Despite the significant gains that have been made in the AIDS response over the past 40 years, the most marginalised people continue to be disproportionately impacted: young women, sex workers, transgender people, men who have sex with men, people who use drugs and others like migrants and prisoners. It is clear that the final push towards ending AIDS will be impossible unless we address the social, legal and economic barriers to services – the human rights-related barriers.
Drawing on the experience of civil society organisations like NACOSA, institutions and funders, Frontline AIDS, together with the Global Fund and GIZ, have developed and published a practical guide to implementing and scaling up programmes to remove human rights-related barriers to HIV services. The guide describes the barriers to HIV services that many people continue to face; why concrete programmes are needed to remove them and the evidence-informed programmes that can achieve this. It provides step-by-step guidance to enable implementers to plan, implement and evaluate programmes to remove human rights-related barriers to services.
The guide shows how it has become clear from experience, as well as the data, that adolescent girls and young women continue to acquire HIV, in large part due to gender inequality, poverty and gender-based violence (GBV). Key populations continue to acquire HIV, often due to the criminalisation, marginalisation and violence that they experience. Prisoners, refugees, migrants and people with disabilities suffer from limited or no access to HIV prevention and treatment services, and people living with HIV are discouraged from accessing HIV prevention and treatment interventions for fear of stigma and discrimination.
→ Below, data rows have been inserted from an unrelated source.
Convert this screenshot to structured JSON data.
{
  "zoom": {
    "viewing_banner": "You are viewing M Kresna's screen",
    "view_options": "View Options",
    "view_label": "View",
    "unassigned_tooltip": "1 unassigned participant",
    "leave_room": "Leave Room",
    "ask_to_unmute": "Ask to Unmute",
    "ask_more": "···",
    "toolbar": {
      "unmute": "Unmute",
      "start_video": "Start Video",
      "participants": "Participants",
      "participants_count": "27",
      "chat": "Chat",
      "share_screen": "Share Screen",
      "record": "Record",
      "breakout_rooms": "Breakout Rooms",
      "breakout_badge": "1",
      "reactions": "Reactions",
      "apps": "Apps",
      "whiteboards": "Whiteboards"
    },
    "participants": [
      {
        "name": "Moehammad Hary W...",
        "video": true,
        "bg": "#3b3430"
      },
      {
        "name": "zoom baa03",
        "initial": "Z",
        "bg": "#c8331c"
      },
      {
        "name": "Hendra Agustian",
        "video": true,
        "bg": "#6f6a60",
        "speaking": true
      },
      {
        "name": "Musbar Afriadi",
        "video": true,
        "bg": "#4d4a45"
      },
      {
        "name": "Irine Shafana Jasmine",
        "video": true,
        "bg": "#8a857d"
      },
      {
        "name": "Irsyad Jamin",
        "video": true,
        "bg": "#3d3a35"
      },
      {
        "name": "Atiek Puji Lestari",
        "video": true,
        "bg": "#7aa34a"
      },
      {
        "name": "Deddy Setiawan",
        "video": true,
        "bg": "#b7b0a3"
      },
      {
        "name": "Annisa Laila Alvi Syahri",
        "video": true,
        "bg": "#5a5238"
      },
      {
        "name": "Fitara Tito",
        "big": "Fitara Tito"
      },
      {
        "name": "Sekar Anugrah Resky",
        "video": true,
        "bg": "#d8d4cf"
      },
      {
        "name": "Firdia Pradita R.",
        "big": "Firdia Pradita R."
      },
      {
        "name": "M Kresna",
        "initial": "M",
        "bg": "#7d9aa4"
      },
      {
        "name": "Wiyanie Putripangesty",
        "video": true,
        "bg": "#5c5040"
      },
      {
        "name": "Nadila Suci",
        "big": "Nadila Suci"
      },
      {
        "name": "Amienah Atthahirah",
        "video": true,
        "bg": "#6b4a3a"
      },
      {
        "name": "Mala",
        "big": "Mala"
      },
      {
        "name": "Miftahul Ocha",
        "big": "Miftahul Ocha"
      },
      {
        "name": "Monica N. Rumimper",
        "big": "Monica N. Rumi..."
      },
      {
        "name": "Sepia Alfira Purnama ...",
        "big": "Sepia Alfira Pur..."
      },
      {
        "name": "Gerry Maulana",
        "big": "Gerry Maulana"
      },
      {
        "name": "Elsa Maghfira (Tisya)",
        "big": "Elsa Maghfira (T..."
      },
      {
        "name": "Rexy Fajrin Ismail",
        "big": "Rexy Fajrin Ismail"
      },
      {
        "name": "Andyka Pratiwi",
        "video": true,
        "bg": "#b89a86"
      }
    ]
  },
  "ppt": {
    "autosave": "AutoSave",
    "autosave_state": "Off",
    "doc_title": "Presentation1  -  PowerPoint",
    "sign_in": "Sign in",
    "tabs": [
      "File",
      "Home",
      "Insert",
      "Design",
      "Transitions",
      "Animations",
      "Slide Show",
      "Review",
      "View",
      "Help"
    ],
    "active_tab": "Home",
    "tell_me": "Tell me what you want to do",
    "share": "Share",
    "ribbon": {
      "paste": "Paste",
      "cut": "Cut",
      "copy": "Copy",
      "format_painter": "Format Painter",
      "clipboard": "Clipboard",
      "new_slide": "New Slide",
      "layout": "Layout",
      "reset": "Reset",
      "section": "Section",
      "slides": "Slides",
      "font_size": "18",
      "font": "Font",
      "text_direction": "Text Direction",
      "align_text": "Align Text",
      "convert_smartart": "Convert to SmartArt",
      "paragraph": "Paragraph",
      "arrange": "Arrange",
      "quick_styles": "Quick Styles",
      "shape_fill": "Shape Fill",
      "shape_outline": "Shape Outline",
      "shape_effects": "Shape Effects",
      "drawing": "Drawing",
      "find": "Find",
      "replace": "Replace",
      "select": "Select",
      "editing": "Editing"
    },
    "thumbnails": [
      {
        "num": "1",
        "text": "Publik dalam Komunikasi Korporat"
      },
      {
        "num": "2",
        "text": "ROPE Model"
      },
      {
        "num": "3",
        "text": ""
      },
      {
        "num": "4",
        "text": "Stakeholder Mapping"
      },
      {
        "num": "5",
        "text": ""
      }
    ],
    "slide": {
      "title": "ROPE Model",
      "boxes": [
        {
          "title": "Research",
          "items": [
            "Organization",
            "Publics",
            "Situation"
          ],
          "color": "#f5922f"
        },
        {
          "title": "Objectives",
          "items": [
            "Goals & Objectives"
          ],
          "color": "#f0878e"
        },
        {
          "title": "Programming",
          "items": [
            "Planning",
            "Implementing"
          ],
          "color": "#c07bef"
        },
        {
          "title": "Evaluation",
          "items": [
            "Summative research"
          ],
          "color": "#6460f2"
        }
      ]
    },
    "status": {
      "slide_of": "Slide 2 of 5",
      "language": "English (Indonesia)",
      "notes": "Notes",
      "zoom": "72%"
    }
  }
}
The guide is a practical resource for any organisation working with key and vulnerable populations in the context of HIV and AIDS. It outlines how to identify barriers, develop and deliver interventions at scale and measure the impact of these interventions.